Jean Francois Blondel
architect; b. 1683 (at Rouen, France); d. 1756.
He is not supposed to have belonged to the family of the great Francois Blondel. He was architecte du roi and trésorier-général des bâtiments du roi, and in 1728 was admitted to the Académie de l'Architecture. A number of unimportant buildings are attributed to him (see Blondel, Jacques F.).
Castell published, under the patronage of Lord Burlington (Richard Boyle), the Villas of the Ancients. He is supposed to be identical with the Castell whose sufferings and death in the Fleet Prison in 1729 are described by J. T. Smith.
Pierre Contant (Constant) d'Ivry
architect; b. 1698; d. 1777.
Contant was born at Ivry-sur-Seine, near Paris.
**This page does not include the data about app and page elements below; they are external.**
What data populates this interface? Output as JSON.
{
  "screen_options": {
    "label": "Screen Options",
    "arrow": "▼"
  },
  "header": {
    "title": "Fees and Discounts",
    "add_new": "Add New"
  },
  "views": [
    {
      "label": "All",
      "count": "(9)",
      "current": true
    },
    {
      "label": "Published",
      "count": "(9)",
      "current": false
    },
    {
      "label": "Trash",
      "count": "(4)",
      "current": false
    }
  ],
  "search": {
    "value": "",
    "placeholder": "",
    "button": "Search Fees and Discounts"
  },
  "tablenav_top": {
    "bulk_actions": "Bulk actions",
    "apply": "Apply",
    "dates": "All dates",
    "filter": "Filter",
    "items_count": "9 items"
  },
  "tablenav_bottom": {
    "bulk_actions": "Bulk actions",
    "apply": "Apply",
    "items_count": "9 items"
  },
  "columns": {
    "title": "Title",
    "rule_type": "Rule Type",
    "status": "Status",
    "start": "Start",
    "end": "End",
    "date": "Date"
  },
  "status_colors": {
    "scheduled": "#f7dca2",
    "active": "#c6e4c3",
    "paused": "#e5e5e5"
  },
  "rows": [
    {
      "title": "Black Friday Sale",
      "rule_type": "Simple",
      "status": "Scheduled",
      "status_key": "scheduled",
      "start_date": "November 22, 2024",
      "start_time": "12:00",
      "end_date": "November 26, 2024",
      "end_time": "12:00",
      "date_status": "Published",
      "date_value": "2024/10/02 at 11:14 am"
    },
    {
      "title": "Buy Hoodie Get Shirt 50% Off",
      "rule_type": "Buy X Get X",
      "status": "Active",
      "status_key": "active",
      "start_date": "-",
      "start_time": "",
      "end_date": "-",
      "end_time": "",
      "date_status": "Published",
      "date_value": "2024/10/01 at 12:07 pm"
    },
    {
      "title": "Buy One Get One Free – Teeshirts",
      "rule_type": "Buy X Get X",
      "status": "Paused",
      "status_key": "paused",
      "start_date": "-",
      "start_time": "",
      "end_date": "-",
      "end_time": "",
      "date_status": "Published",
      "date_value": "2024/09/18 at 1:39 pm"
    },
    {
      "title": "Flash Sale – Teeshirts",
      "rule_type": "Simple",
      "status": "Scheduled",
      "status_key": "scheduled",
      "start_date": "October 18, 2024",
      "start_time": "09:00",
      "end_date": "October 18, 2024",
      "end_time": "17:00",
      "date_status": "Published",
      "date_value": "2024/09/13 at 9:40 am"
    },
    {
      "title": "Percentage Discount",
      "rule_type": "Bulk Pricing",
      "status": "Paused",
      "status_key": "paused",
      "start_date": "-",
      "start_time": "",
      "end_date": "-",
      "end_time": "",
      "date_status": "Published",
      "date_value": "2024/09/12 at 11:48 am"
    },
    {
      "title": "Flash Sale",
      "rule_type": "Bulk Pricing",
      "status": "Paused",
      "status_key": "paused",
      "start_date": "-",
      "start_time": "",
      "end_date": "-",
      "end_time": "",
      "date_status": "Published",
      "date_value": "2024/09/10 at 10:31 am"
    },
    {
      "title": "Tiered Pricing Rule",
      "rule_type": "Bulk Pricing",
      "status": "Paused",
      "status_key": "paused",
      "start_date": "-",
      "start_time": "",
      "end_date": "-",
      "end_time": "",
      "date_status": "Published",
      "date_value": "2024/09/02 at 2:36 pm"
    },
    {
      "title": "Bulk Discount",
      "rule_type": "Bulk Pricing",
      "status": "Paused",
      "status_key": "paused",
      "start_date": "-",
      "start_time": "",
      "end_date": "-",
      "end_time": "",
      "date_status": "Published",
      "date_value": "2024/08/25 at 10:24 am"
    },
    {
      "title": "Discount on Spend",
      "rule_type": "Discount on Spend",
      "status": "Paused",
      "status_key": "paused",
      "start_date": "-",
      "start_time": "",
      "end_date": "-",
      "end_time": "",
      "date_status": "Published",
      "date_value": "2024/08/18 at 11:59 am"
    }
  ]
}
He was a pupil of the architect Nicolas Dulin and became a member of the Académie de l'Architecture in 1728. He was appointed architecte du roi, contrôleur de l'Hôtel des Invalides and premier architecte of the Duke of Orléans. April 3, 1764, he commenced the parish church of the Madeleine, Paris. His design bore no resemblance to the present structure. (For transformations of the Madeleine, see Couture, G. M., and Vignon, B.) Contant made extensive additions to the Palais Royal (Paris).
Karl Freiherr von Harleman
architect ; b. August 24, 1700; d. February 9, 1753.
A pupil of Tessin, he continued the construction of the royal palace at Stockholm, Sweden, begun by that architect. He was royal architect and held various offices at the Swedish Court.
From 1728 to 1753 he superintended the construction of the royal palace in Stockholm, and designed many public buildings in the Italian style.
Isaac B. Ware
architect; d. January 5, 1766.
Ware is said to have begun life as a chimney sweeper. He attracted the attention of a wealthy patron, who educated him and sent him to Italy. October 4, 1728, he was appointed clerk of the works at the Tower of London, and October 14, 1729, to the same office at Windsor Castle. He is know by Complete Body of Architecture (1 vol. folio, 1756).